Activity: Which lines in the records below contain the word "butikken"? Report each of them.

Data in this exercise:

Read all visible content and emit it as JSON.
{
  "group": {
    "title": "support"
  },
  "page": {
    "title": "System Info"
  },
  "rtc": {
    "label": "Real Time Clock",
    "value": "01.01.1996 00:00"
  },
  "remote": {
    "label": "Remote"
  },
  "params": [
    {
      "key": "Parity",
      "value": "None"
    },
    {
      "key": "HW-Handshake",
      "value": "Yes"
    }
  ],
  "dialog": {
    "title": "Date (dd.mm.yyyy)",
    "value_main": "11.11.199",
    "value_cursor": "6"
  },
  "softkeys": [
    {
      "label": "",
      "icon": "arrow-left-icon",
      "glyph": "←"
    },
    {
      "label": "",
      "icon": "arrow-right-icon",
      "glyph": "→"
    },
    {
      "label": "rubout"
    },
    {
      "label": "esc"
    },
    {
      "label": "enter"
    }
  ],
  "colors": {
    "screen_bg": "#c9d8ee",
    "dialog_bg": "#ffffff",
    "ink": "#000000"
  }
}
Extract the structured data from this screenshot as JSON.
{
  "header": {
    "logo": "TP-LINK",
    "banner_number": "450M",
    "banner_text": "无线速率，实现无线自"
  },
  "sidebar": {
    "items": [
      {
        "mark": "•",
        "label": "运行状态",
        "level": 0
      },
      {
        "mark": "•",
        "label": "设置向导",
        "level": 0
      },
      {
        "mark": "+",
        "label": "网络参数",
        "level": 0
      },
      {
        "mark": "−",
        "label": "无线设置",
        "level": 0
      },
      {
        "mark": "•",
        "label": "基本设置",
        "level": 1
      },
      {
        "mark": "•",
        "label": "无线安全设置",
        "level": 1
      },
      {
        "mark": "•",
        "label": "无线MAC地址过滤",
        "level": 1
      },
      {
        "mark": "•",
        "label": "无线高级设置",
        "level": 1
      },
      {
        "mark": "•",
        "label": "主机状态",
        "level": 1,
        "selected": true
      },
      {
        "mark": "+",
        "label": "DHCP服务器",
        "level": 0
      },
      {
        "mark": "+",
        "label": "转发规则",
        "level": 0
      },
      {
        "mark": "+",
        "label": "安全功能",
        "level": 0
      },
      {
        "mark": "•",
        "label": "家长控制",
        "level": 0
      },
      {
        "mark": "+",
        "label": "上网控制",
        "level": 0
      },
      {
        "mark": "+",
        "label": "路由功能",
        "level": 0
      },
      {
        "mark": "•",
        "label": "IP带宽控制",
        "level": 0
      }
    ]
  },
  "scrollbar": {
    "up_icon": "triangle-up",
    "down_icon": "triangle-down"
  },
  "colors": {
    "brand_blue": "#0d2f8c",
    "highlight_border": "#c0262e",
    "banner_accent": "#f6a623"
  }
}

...

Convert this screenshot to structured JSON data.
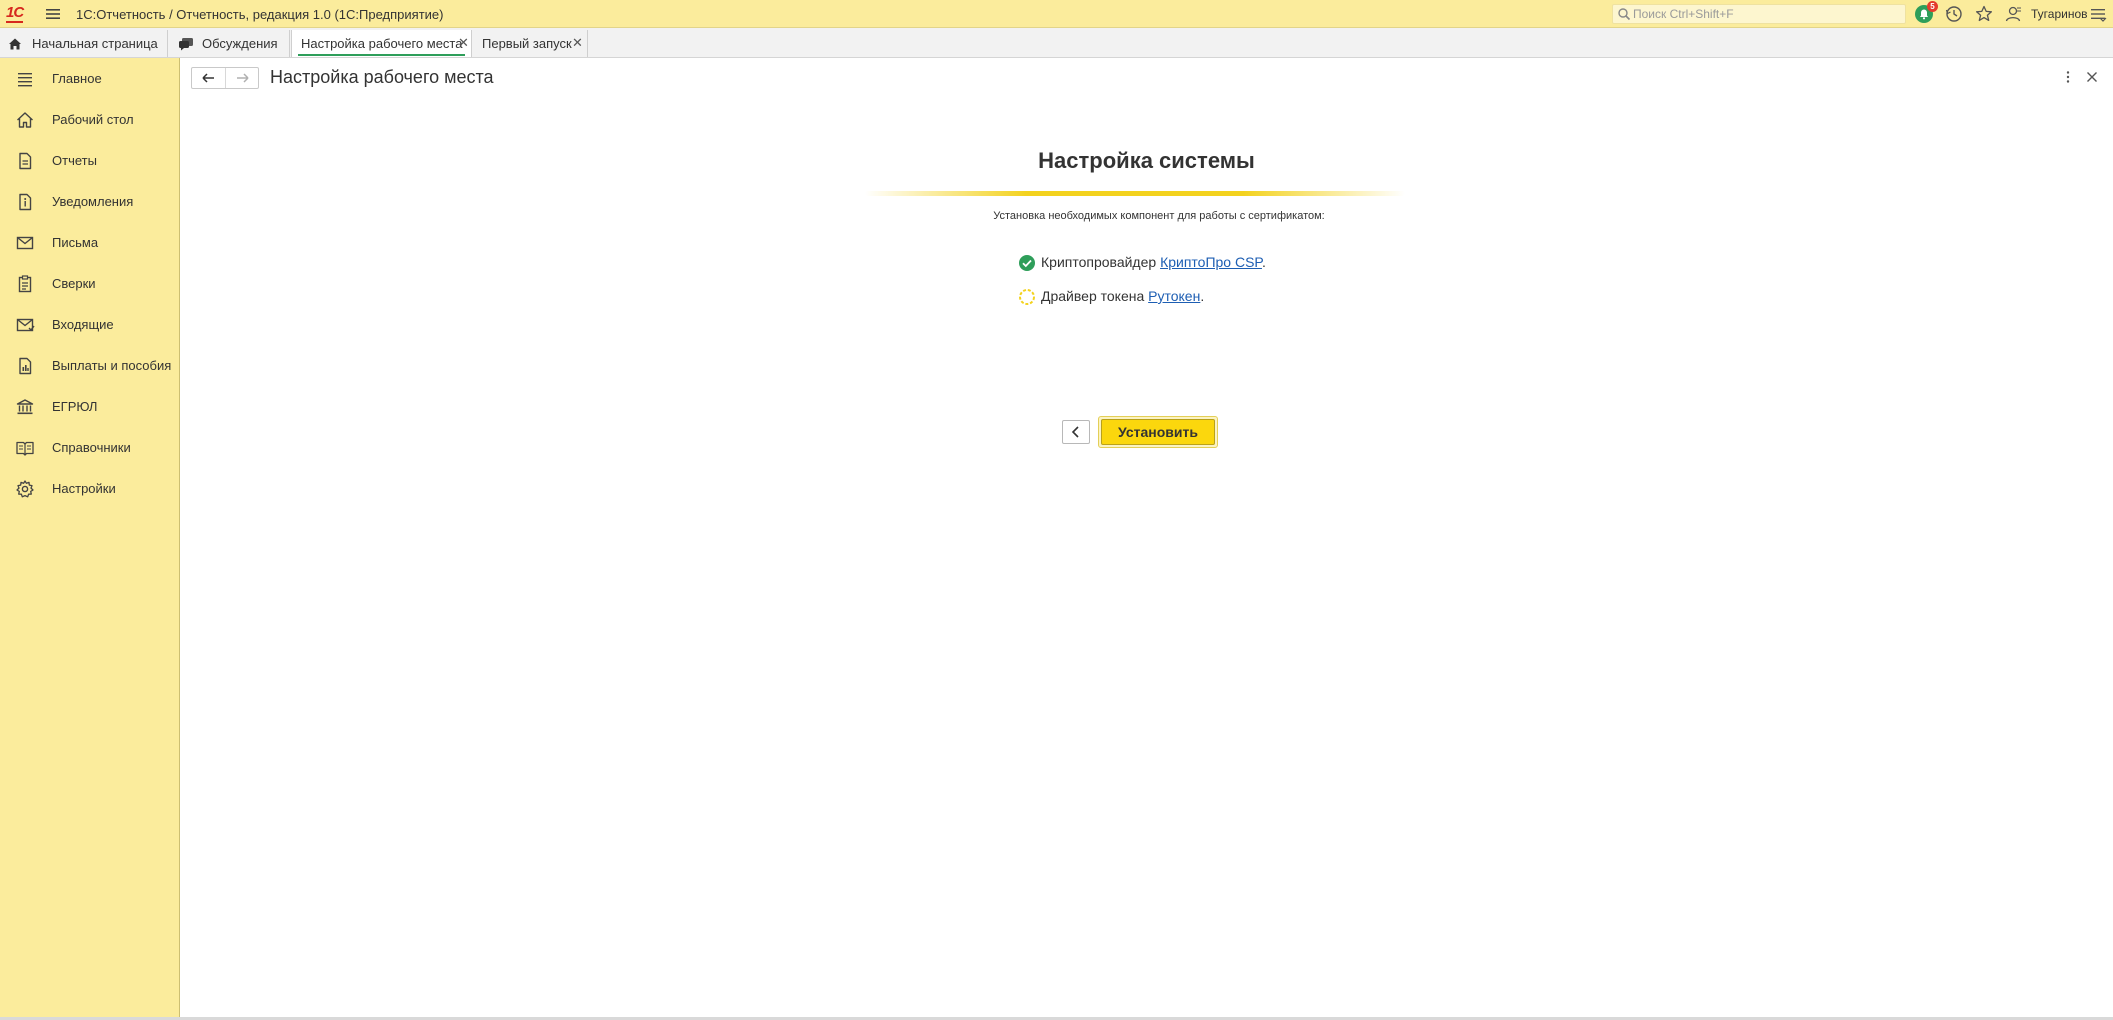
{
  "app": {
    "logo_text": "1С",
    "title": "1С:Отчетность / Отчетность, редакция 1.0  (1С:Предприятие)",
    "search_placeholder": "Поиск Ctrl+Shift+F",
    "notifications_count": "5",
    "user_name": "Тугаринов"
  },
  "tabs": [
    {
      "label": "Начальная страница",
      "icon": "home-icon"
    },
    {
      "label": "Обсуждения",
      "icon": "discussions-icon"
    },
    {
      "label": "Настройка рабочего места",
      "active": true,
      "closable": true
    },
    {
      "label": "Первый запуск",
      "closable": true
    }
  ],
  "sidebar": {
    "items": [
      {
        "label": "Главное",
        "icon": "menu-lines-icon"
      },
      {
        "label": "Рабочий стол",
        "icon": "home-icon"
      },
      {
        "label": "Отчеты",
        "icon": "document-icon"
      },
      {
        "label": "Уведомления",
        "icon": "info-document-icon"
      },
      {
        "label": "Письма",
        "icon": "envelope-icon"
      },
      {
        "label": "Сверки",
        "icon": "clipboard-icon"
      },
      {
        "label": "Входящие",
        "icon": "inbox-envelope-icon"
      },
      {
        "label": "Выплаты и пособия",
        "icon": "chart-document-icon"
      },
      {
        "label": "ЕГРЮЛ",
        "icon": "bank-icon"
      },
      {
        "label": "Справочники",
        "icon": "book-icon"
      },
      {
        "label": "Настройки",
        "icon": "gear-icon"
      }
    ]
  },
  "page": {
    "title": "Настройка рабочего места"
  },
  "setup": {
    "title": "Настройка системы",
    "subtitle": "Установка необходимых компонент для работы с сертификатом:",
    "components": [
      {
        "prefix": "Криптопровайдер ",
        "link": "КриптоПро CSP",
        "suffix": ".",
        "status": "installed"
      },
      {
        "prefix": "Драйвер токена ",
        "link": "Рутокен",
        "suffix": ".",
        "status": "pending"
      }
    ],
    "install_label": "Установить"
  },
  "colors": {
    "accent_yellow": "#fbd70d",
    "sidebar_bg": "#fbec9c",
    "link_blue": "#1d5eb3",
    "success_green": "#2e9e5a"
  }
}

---

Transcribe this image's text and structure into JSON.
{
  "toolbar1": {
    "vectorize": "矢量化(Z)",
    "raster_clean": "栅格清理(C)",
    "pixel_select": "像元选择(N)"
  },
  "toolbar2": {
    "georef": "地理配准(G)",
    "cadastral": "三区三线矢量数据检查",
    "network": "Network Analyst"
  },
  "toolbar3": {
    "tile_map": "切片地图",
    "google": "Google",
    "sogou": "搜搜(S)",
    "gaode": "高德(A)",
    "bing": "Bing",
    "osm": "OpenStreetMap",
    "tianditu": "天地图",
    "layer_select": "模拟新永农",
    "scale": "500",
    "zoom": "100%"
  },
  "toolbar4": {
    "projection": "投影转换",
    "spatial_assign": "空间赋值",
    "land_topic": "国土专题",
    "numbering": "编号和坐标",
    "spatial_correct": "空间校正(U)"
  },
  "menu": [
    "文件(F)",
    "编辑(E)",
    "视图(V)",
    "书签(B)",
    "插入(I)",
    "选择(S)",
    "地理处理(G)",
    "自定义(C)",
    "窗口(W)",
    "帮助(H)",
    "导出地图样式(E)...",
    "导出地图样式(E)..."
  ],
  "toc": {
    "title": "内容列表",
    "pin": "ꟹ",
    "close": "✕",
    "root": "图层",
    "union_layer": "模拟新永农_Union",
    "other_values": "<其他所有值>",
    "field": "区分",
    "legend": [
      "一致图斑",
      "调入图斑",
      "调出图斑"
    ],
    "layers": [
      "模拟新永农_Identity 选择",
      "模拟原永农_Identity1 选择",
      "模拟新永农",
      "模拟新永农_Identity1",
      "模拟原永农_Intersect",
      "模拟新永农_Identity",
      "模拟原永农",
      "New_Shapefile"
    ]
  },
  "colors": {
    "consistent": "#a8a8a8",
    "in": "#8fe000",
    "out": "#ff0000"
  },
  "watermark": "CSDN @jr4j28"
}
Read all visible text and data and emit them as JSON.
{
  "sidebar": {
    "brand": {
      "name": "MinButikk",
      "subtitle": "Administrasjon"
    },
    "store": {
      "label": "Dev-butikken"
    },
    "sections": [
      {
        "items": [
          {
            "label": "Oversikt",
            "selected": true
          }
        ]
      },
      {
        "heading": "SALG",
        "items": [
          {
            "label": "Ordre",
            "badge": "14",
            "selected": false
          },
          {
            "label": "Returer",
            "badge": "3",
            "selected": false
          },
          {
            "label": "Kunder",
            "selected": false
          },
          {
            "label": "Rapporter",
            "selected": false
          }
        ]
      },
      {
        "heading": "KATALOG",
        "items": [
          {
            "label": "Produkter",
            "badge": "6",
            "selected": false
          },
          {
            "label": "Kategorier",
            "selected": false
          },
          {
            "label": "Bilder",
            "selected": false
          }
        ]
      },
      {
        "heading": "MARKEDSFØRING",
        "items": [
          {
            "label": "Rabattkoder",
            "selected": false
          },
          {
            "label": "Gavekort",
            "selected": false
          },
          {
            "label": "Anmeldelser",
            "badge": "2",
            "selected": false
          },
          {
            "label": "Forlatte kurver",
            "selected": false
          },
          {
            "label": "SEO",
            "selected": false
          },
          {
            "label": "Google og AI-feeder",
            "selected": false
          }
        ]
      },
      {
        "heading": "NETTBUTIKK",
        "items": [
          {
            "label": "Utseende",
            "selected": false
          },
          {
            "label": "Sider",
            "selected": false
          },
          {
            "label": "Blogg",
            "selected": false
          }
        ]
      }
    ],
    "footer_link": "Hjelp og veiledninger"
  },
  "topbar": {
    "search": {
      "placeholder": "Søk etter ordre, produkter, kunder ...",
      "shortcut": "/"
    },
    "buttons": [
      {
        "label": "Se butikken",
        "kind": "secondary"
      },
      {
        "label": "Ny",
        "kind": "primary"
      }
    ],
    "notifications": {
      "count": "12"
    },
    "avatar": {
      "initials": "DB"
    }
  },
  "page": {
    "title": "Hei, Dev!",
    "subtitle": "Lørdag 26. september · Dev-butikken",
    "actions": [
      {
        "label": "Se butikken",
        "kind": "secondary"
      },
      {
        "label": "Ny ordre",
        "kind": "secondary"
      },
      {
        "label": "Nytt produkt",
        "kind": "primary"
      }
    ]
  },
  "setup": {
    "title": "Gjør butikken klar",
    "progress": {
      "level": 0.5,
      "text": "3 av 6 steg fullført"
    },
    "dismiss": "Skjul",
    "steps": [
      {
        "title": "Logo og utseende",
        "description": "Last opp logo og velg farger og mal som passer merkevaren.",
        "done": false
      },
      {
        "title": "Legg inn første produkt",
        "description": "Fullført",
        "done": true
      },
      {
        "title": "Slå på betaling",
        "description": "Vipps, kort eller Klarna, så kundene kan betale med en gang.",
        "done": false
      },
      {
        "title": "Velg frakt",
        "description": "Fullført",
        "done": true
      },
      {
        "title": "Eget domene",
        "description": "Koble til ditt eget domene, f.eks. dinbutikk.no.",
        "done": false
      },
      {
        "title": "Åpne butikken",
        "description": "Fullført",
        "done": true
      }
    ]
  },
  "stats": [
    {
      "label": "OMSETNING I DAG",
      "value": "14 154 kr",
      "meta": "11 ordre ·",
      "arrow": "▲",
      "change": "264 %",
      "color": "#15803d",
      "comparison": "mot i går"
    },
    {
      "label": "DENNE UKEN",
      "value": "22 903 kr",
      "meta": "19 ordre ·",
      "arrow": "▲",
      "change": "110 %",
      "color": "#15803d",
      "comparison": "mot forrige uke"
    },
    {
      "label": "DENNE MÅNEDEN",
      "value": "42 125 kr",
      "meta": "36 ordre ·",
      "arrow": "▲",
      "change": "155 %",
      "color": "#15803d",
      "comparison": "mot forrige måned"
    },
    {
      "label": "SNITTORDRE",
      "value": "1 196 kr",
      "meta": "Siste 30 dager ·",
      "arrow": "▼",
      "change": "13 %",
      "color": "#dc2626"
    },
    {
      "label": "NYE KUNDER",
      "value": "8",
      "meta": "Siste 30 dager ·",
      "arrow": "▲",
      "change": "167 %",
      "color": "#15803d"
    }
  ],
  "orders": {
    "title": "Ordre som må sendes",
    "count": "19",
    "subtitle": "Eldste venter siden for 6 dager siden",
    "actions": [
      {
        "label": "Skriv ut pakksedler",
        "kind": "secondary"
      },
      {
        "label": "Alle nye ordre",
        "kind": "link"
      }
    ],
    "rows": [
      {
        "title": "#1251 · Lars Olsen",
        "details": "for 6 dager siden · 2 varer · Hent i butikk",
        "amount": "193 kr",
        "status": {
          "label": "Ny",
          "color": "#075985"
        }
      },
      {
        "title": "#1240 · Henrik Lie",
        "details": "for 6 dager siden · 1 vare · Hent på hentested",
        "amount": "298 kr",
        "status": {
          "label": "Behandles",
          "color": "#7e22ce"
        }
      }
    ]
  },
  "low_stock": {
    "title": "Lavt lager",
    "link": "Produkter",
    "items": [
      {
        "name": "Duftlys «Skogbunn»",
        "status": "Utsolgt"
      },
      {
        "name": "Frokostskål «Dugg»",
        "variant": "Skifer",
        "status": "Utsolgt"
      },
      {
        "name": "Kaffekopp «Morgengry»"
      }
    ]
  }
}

Answer space:
      "label": "Dev-butikken"
        "label": "Se butikken",
    "subtitle": "Lørdag 26. september · Dev-butikken",
        "label": "Se butikken",
    "title": "Gjør butikken klar",
        "title": "Åpne butikken",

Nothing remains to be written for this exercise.